In this article I argue that critics of John Rawls's The Law of Peoples wrongly presume that Rawls sought to offer a comprehensive theory of global justice, when he meant more minimally to respond to a specific practical problem: I concede that my reading is not uniformly supported by all aspects of the text, but The Law of Peoples is a rich and complex work that does not univocally recommend any single reading, and my construal squares with Rawls's own description (...) of the project. More importantly, my interpretation is recommended by the principle of charity, insofar as it provides Rawls with plausible responses to the commonly-voiced objections. In other words, if Rawls is understood as offering a comprehensive theory of global justice, then many of the standard criticisms appear quite damning. But if his aim is the more modest one of recommending how liberal societies might permissibly organize their foreign policies so as to help eliminate unjust war, oppression, religious persecution and the denial of liberty of conscience, starvation, poverty, genocide and mass murder, then Rawls's book is not problematic in the ways that so many have supposed. (shrink)
In this book, Christopher Heath Wellman offers original theories of political legitimacy and our obligation to obey the law, and then, building upon these accounts, defends a number of distinctive positions concerning the rights and responsibilities individual citizens, separatist groups, and political states have regarding one another.

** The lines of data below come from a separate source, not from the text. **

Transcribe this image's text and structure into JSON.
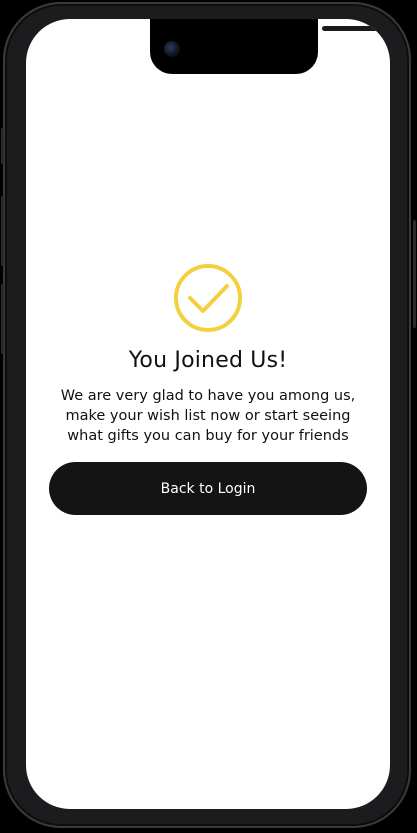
{
  "screen": {
    "title": "You Joined Us!",
    "message": "We are very glad to have you among us, make your wish list now or start seeing what gifts you can buy for your friends",
    "back_button_label": "Back to Login"
  },
  "icons": {
    "success": "check-circle-icon"
  },
  "colors": {
    "accent": "#F4D03F",
    "button_background": "#141414",
    "button_text": "#FFFFFF",
    "screen_background": "#FFFFFF",
    "text": "#111111"
  }
}
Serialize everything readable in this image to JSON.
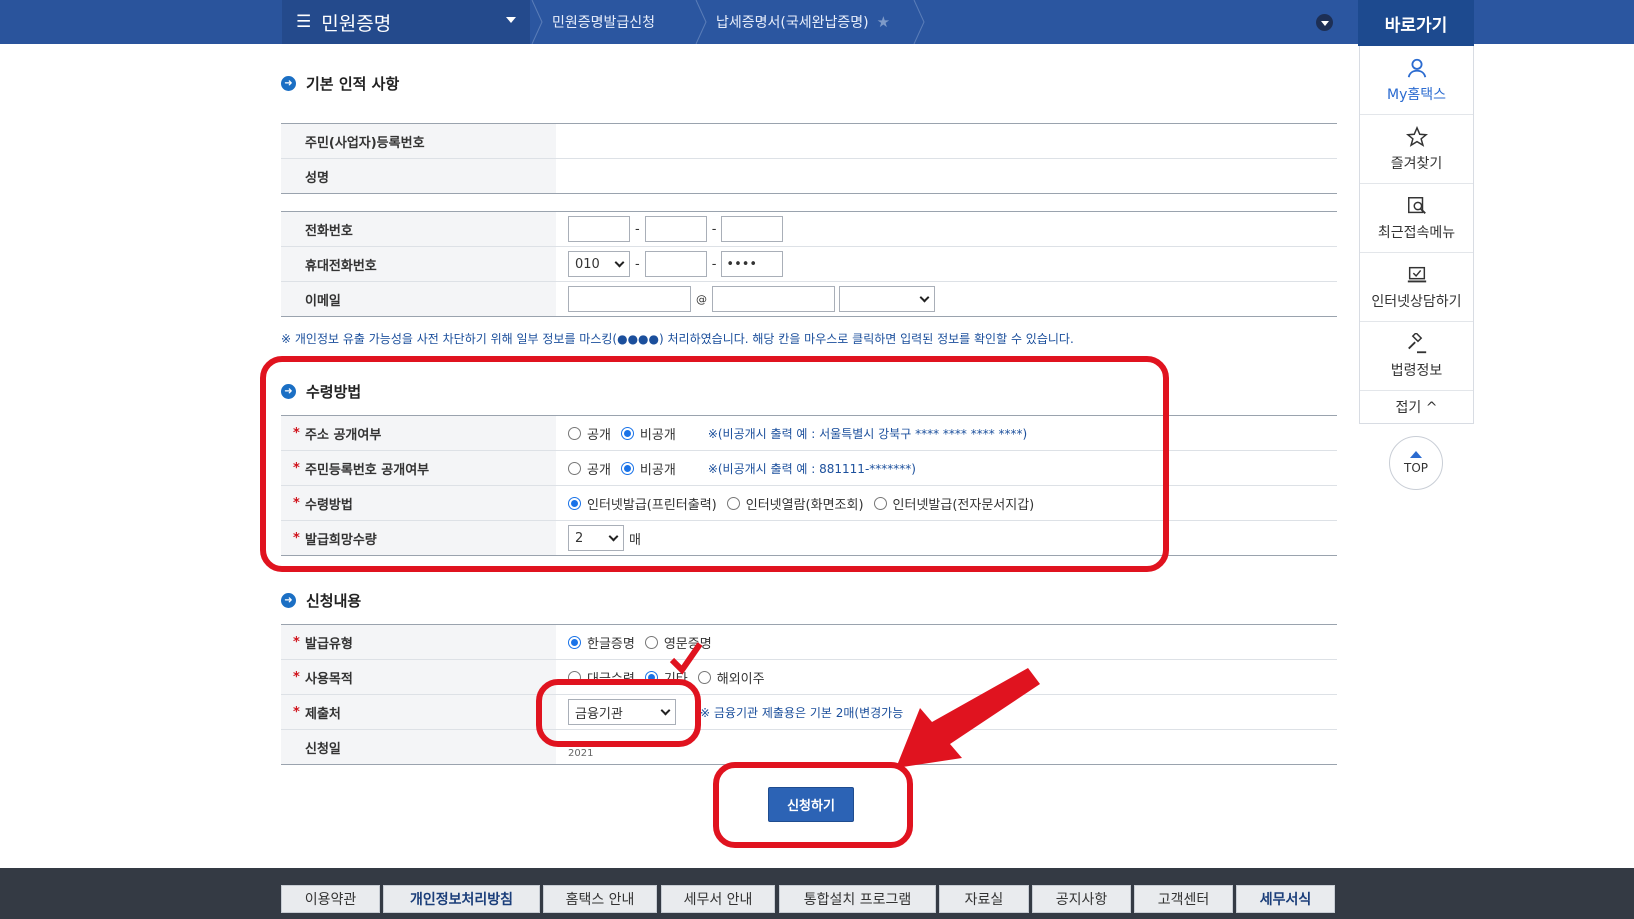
{
  "topbar": {
    "menu_label": "민원증명",
    "breadcrumb": [
      "민원증명발급신청",
      "납세증명서(국세완납증명)"
    ],
    "shortcut_title": "바로가기"
  },
  "quick_panel": {
    "items": [
      {
        "label": "My홈택스",
        "icon": "user-icon"
      },
      {
        "label": "즐겨찾기",
        "icon": "star-icon"
      },
      {
        "label": "최근접속메뉴",
        "icon": "recent-search-icon"
      },
      {
        "label": "인터넷상담하기",
        "icon": "laptop-check-icon"
      },
      {
        "label": "법령정보",
        "icon": "gavel-icon"
      }
    ],
    "fold_label": "접기 ^",
    "top_label": "TOP"
  },
  "basic": {
    "title": "기본 인적 사항",
    "rows": [
      {
        "label": "주민(사업자)등록번호",
        "value": ""
      },
      {
        "label": "성명",
        "value": ""
      }
    ]
  },
  "contact": {
    "phone_label": "전화번호",
    "mobile_label": "휴대전화번호",
    "mobile_prefix": "010",
    "mobile_last": "••••",
    "email_label": "이메일",
    "email_at": "@"
  },
  "notice": "※ 개인정보 유출 가능성을 사전 차단하기 위해 일부 정보를 마스킹(●●●●) 처리하였습니다. 해당 칸을 마우스로 클릭하면 입력된 정보를 확인할 수 있습니다.",
  "receive": {
    "title": "수령방법",
    "address_label": "주소 공개여부",
    "address_options": [
      "공개",
      "비공개"
    ],
    "address_note": "※(비공개시 출력 예 : 서울특별시 강북구 **** **** **** ****)",
    "rrn_label": "주민등록번호 공개여부",
    "rrn_options": [
      "공개",
      "비공개"
    ],
    "rrn_note": "※(비공개시 출력 예 : 881111-*******)",
    "method_label": "수령방법",
    "method_options": [
      "인터넷발급(프린터출력)",
      "인터넷열람(화면조회)",
      "인터넷발급(전자문서지갑)"
    ],
    "qty_label": "발급희망수량",
    "qty_value": "2",
    "qty_unit": "매"
  },
  "apply": {
    "title": "신청내용",
    "type_label": "발급유형",
    "type_options": [
      "한글증명",
      "영문증명"
    ],
    "purpose_label": "사용목적",
    "purpose_options": [
      "대금수령",
      "기타",
      "해외이주"
    ],
    "submit_to_label": "제출처",
    "submit_to_value": "금융기관",
    "submit_to_note": "※ 금융기관 제출용은 기본 2매(변경가능",
    "date_label": "신청일",
    "date_value": "2021"
  },
  "submit_label": "신청하기",
  "footer_tabs": [
    "이용약관",
    "개인정보처리방침",
    "홈택스 안내",
    "세무서 안내",
    "통합설치 프로그램",
    "자료실",
    "공지사항",
    "고객센터",
    "세무서식"
  ],
  "colors": {
    "brand_blue": "#2b56a0",
    "annotation_red": "#e0131f",
    "submit_blue": "#2c63b5"
  }
}
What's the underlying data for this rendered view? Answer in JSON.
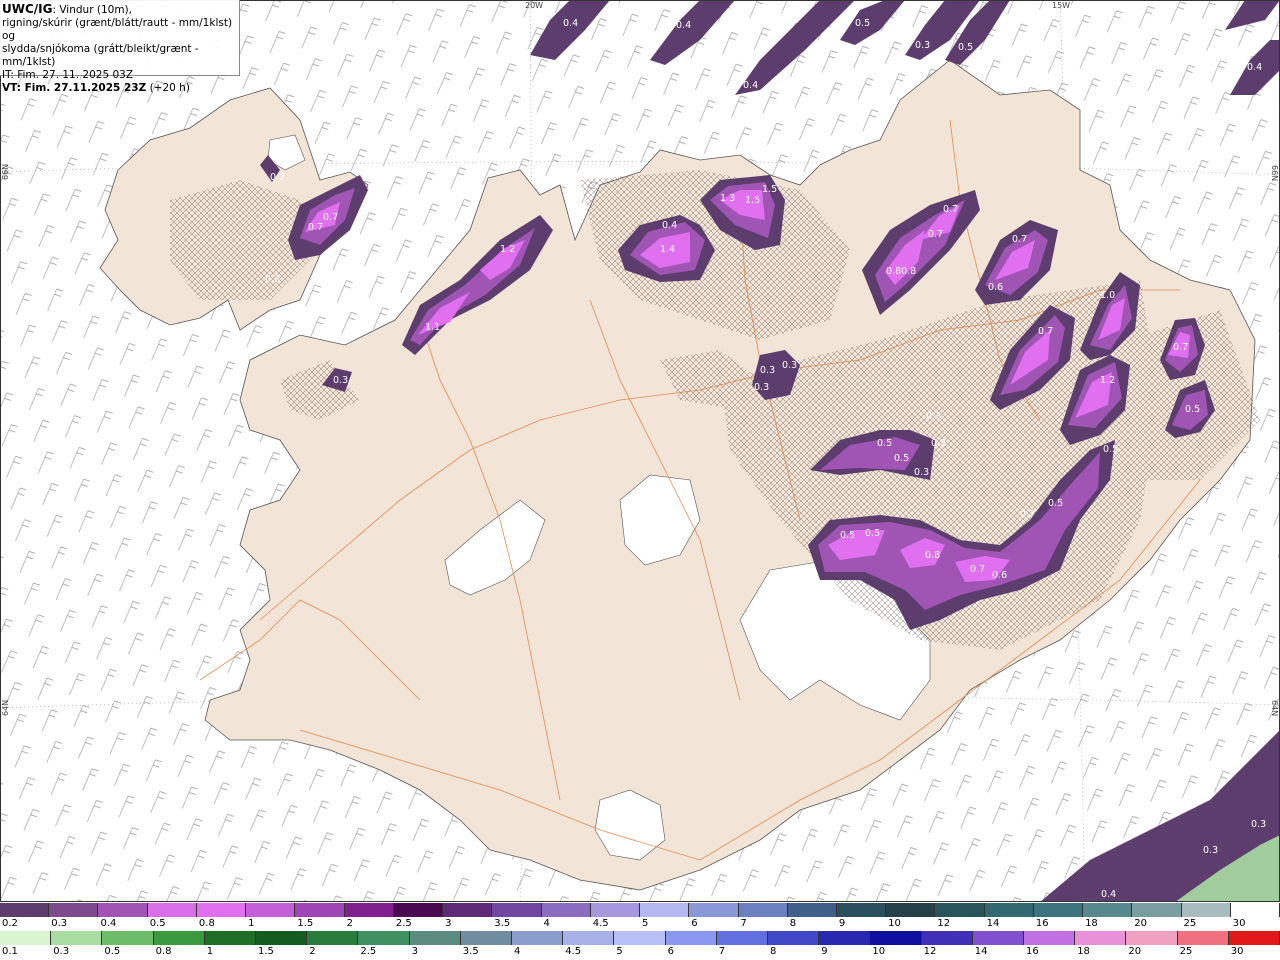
{
  "header": {
    "title": "UWC/IG",
    "line1": ": Vindur (10m),",
    "line2": "rigning/skúrir (grænt/blátt/rautt - mm/1klst) og",
    "line3": "slydda/snjókoma (grátt/bleikt/grænt - mm/1klst)",
    "it": "IT: Fim. 27. 11. 2025 03Z",
    "vt": "VT: Fim. 27.11.2025 23Z",
    "vt_suffix": " (+20 h)"
  },
  "graticule": {
    "lon_labels": [
      "20W",
      "15W"
    ],
    "lat_labels_left": [
      "66N",
      "64N"
    ],
    "lat_labels_right": [
      "66N",
      "64N"
    ]
  },
  "precip_values": [
    "0.4",
    "0.4",
    "0.4",
    "0.5",
    "0.3",
    "0.5",
    "0.4",
    "0.4",
    "0.2",
    "0.7",
    "0.7",
    "0.3",
    "1.2",
    "1.1",
    "0.3",
    "0.4",
    "1.4",
    "1.3",
    "1.5",
    "1.5",
    "0.7",
    "0.7",
    "0.7",
    "0.80.8",
    "0.6",
    "1.0",
    "0.7",
    "0.7",
    "0.3",
    "0.3",
    "0.3",
    "1.2",
    "0.3",
    "0.5",
    "0.5",
    "0.2",
    "0.3",
    "0.5",
    "0.5",
    "0.5",
    "0.7",
    "0.5",
    "0.5",
    "0.8",
    "0.7",
    "0.6",
    "0.3",
    "0.3",
    "0.4"
  ],
  "legend_snow": {
    "labels": [
      "0.2",
      "0.3",
      "0.4",
      "0.5",
      "0.8",
      "1",
      "1.5",
      "2",
      "2.5",
      "3",
      "3.5",
      "4",
      "4.5",
      "5",
      "6",
      "7",
      "8",
      "9",
      "10",
      "12",
      "14",
      "16",
      "18",
      "20",
      "25",
      "30"
    ],
    "colors": [
      "#5c3d6e",
      "#7d4a8e",
      "#a055b5",
      "#d86ee8",
      "#e070f0",
      "#c35fd9",
      "#a045b8",
      "#80208f",
      "#4a0a52",
      "#5f2a78",
      "#7048a0",
      "#8a6dc0",
      "#a598e0",
      "#b3b8f0",
      "#8a98d8",
      "#6a80c0",
      "#40608a",
      "#2a5060",
      "#244048",
      "#28545c",
      "#326870",
      "#3c7480",
      "#56888e",
      "#7a9ea0",
      "#a8bcc0",
      "#ffffff"
    ]
  },
  "legend_rain": {
    "labels": [
      "0.1",
      "0.3",
      "0.5",
      "0.8",
      "1",
      "1.5",
      "2",
      "2.5",
      "3",
      "3.5",
      "4",
      "4.5",
      "5",
      "6",
      "7",
      "8",
      "9",
      "10",
      "12",
      "14",
      "16",
      "18",
      "20",
      "25",
      "30"
    ],
    "colors": [
      "#d8f5d0",
      "#a8dca0",
      "#6cbc6a",
      "#3a9a40",
      "#1e6e28",
      "#145c20",
      "#2a7c3c",
      "#408f60",
      "#5c8c80",
      "#708ca0",
      "#8a9ccc",
      "#a8b0e8",
      "#b8c0f8",
      "#8a98f0",
      "#6070e0",
      "#4048c8",
      "#2828b0",
      "#1010a0",
      "#4030b8",
      "#8050d0",
      "#c070e0",
      "#e890d8",
      "#f0a0c0",
      "#f07080",
      "#e01818"
    ]
  }
}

This dissertation provides a systematic analysis of when an individual or group has a right to secede that is grounded in self-determination. Since the primary question in a secessionist conflict concerns the territory being contested, any analysis of the right to secede must provide an account of what grounds the existing state's claim to political jurisdiction over its territory. With this in mind, I examine consent and teleological justifications for the state and find both inadequate. ;The consent account posits that (...) a political state is justified just in case it has the consent of its citizens. I reject the consent approach for its unacceptable implication that unlimited secession is permissible from all existing states. I then suggest that our disinclination to allow unlimited secession is instructive since it indicates not only that we believe a consentual justification is morally unnecessary, but also that a state is justified in virtue of the peace it secures and the rights it protects. This teleological justification ultimately proves inadequate as well, however, because it both restricts secessionist movements that seem permissible and allows coercive annexations that appear clearly unjustified. ;As an alternative to these extremes, I propose a hybrid model of political legitimacy. According to my theory, while individuals and small groups may not secede, a larger group may, provided it is of sufficient size to satisfactorily perform the functions that are necessary for a state to ground its claim to territory. Thus I conclude a political state should limit political liberty in a manner analogous to the way it legitimately limits the liberty to drive a car. Specifically, since many people would be harmed if there were no legal restrictions on who could drive, states institute age and health requirements limiting who may drive. Citizens not eliminated by these standards must also demonstrate a minimum threshold of competence by passing tests. In similar fashion, a state may initially restrict the right to secede to groups of a specific size, and then further require that interested parties demonstrate their ability and willingness to govern in a stable, efficient, and liberal manner. (shrink)